  • Rule of Advantage - When an illegal play is called the other team can decide whether to let the ball stay as it lies or put everything back to the way it was before the illegal shot took place.
  • Brass Balls - A variation of bocce that uses hollow brass balls.
  • CBI - (Confederatione de Bocce Internacional) This is a major governing body of bocce worldwide. They run the world championships of bocce.
  • USBF - (United States Bocce Federation) This is the major governing body of bocce in the U.S. They run the national championships of bocce.

Court Dimensions

History of Bocce

Remember, You Don't Have to be Italian to Play Bocce

history

The Beginings of the Sport

Throwing an object toward a target is considered the oldest game known to mankind. Graphic representations of the sport, recorded as early as 5200 B.C., have been found in Egypt and the MiddleEast. While the game of Bocce today appears quite different from the ancient version, the consistently common objective of trying to come as close as possible to a fixed target remains intact. From this early objective, the basic rules of Bocce were born. The game made its way from Egypt to Greece around 800 B.C. The version of the game resembling what we know as Bocce today was refined by early Romans, who adopted the game from the Greeks and introduced it throughout their empire. Beginning with Emperor Augustus, Bocce became the sport of statesman and rulers. The Roman influence lives on today. The game's name, Bocce, is a derivative of the Vulgate Latin bottia, which translates as "boss".

European Growth

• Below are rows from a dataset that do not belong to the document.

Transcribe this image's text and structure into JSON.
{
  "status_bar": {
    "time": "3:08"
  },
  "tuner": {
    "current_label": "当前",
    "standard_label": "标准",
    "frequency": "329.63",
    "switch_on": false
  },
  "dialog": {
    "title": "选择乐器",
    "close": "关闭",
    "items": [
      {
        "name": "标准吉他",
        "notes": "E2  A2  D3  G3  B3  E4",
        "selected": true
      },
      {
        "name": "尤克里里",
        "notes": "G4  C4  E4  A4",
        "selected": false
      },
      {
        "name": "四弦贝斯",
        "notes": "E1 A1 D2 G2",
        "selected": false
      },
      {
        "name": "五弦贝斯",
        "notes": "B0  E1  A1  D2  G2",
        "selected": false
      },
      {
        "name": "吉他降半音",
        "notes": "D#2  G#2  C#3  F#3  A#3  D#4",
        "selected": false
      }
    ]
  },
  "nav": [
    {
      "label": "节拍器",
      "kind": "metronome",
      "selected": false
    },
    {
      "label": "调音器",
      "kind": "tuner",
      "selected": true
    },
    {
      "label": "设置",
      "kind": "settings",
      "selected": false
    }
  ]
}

European history is filled with references to Bocce, both good and bad. The Greek physician Ipocrates and Italian Renaissance man Galileo both noted that the game's athleticism and spirit of competition rejuvenated the body and the mind. Somewhere, the claim arose that playing Bocce had great therapeutic effect in curing rheumatism, and consequently the game enjoyed rapid growth throughout Europe as the sport of nobility and peasants alike. As Bocce's popularity grew, it began to threaten and interfere with the security of states. Kings Carlos IV and V of Spain prohibited the playing of Bocce because it took too much time away from military exercises. The Republic of Venice publicly condemned the sport in 1576, and punished players with fines and imprisonment. Perhaps the gravest condemnation of Bocce came from the Catholic Church, which officially prohibited clergy and deterred the laity from playing the game by proclaiming Bocce a means of gambling. Contrary to the rest of Europe, British nobility such as Queen Elizabeth I and Sir Francis Drake were avid players. According to lore, Sir Frances Drake refused to set out to defend England against the Spanish Armada until he finished a game of Bocce. He proclaimed, "First we finish the game, then we'll deal with the Armada!"

Bocce Comes to America

The sport first came to America with the English, with one early American playing field being Bowling Green at the southern tip of Manhattan. Though George Washington built a court and played regularly at Mount Vernon in the 1780s, the game did not flourish until turn of the century Italian immigrants brought their enthusiasm for the sport with them to America. During its beginnings in the U.S. there were many versions of the game. In 1947, fifteen teams in and around the town of Rivoli (Torino) organized the first Bocce "club", first Italian League, and the first of the yearly World Bocce Championships, bringing some order to the game. This idea of "order" soon spread to the new world, though the game is still played by several different sets of "regional rules" in the United States.